Looking into the research

To find patterns between eating sugar and developing mental health disorders, civil participants in the U.K. were monitored between 1985 to 1988, and then were asked to filled out questionnaires ever few years until 2013. The experts studied more than 8,000 people, but a majority of them (around 5,000) were men.

Researchers noted men who consumed more than 67 grams of sugar a day had a 23 per cent increased chance of experiencing a mental health disorder — compared to those who ate less than 39.5 grams per day, the Guardian reports.

But the study has also received some criticism, including the fact that consumption was self-reported, and sugar intake from alcohol was not included.

“The dietary analysis makes it impossible to justify the bold claims made by the researchers about sugar and depression in men,” dietitian Catherine Collins, a spokeswoman for the British Dietetic Association, told AFP. “Reducing intake of free sugars is good for your teeth, and may be good for your weight, too. But as protection against depression? It’s not proven.”

 

A new study claims high sugar intake
can lead to depression and anxiety among men.

But previous research also points to similar results — sugar was not good for your mental health. One 2004 report published in the National Center for Biotechnology Information found a high intake of refined sugar and dairy increased the risk of depression and was even worse for people who had schizophrenia, Psychology Today reports.

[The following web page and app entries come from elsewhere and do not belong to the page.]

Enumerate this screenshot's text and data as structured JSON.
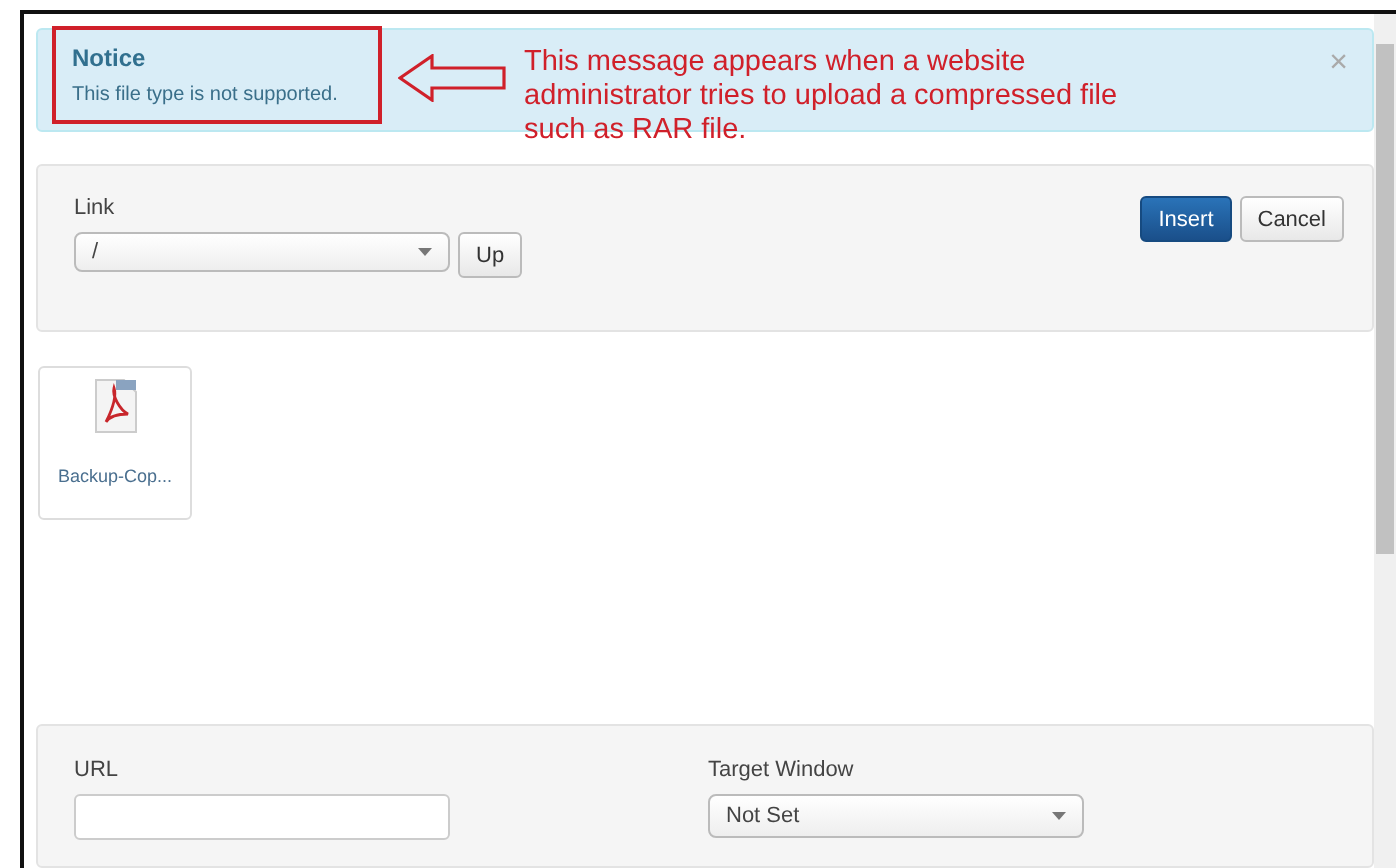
{
  "notice": {
    "title": "Notice",
    "message": "This file type is not supported.",
    "close": "×"
  },
  "annotation": {
    "text": "This message appears when a website administrator tries to upload a compressed file such as RAR file."
  },
  "link_panel": {
    "label": "Link",
    "folder": {
      "value": "/"
    },
    "up_button": "Up",
    "insert_button": "Insert",
    "cancel_button": "Cancel"
  },
  "files": [
    {
      "name": "Backup-Cop..."
    }
  ],
  "bottom_panel": {
    "url": {
      "label": "URL"
    },
    "target_window": {
      "label": "Target Window",
      "value": "Not Set"
    }
  }
}
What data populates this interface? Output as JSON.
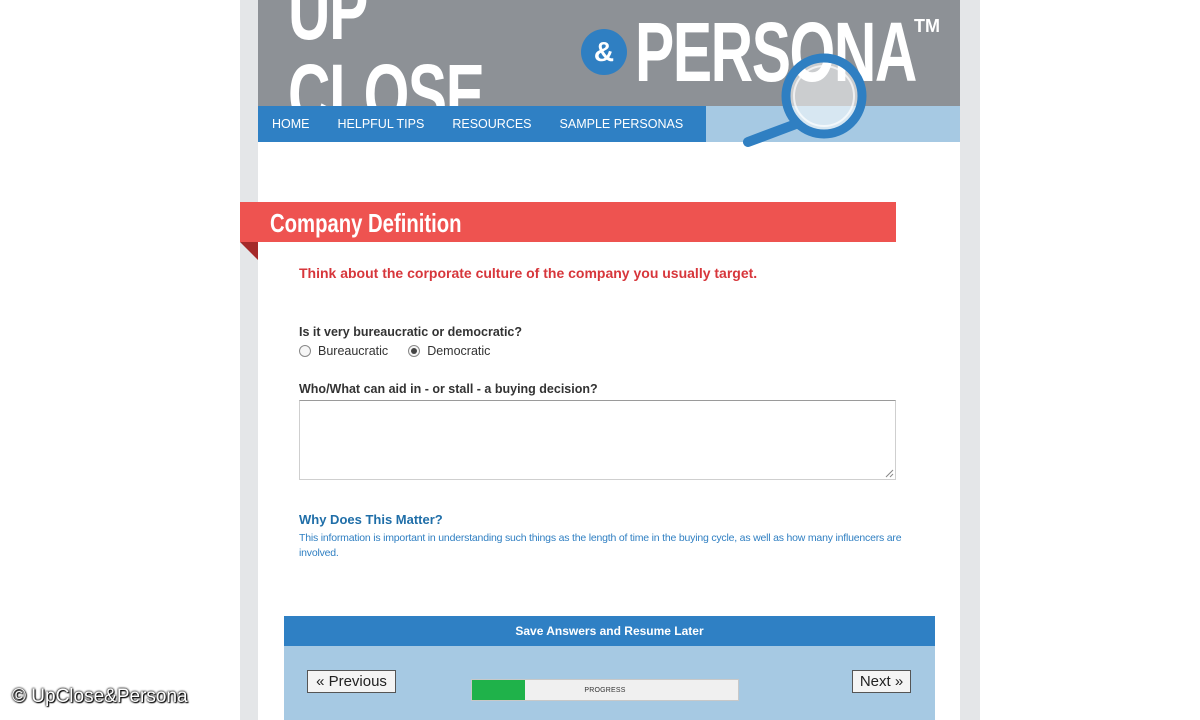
{
  "header": {
    "logo_word_1": "UP CLOSE",
    "logo_amp": "&",
    "logo_word_2": "PERSONA",
    "logo_tm": "TM",
    "accent_color": "#2f7fc2"
  },
  "nav": {
    "items": [
      {
        "label": "HOME"
      },
      {
        "label": "HELPFUL TIPS"
      },
      {
        "label": "RESOURCES"
      },
      {
        "label": "SAMPLE PERSONAS"
      }
    ]
  },
  "section": {
    "title": "Company Definition",
    "intro": "Think about the corporate culture of the company you usually target.",
    "banner_color": "#ee5350"
  },
  "questions": {
    "q1": {
      "label": "Is it very bureaucratic or democratic?",
      "options": [
        {
          "label": "Bureaucratic",
          "checked": false
        },
        {
          "label": "Democratic",
          "checked": true
        }
      ]
    },
    "q2": {
      "label": "Who/What can aid in - or stall - a buying decision?",
      "value": ""
    }
  },
  "why": {
    "title": "Why Does This Matter?",
    "text": "This information is important in understanding such things as the length of time in the buying cycle, as well as how many influencers are involved."
  },
  "footer": {
    "save_label": "Save Answers and Resume Later",
    "prev_label": "« Previous",
    "next_label": "Next »",
    "progress_label": "PROGRESS",
    "progress_fraction": 0.2
  },
  "copyright": "© UpClose&Persona"
}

The site adds The Standard American Diet, which is full of fat and sugar, didn’t increase the likelihood of developing anxiety but made anxiety symptoms in individuals worse.

Digging deeper into sugar

Abby Langer, a Toronto-based registered dietitian, says we should take studies like these with a grain of salt.

“[There are] always limitations with a questionnaire,” she tells Global News. “Depression is subjective and the reporting could be subjective.”

She adds the study also didn’t look at the consumption of straight sugar. She says if participants were mostly eating sugary foods, it could have also been the saturated fat, for example, affecting their mental health. “[Research has shown] people who are mentally ill tend to eat more sugar, there is a link for sure, but this study doesn’t prove that sugar is the cause.”

Langer argues instead of focusing so much on sugar, a highly processed diet high in sugar and refined carbs can result in low energy levels. “A diet high in protein, veggies and fruit can help your energy levels,” she says.

Cutting back on sugar this summer

And while criticisms of this particular study doesn’t mean you should load up on sugar, Langer says summer can be a tricky time to limit consumption.

“It is very important to avoid sweetened beverages,” she says. “I know you may want Gatorade, but if you aren’t running a marathon, you don’t need it.”

Iced hot drinks (think iced coffees) and the increased consumption of alcohol during warmer months, can also add up in the long-run. And instead of reaching for ice cream or another trendy summer dessert, opt for seasonal fruit instead.

“Just have frozen desserts less often,” she continues. “Limit the treats to once or twice a week.”

 

 By Arti Patel     July 28, 2017      National Online Journalist, Smart Living      Global News
source: globalnews.ca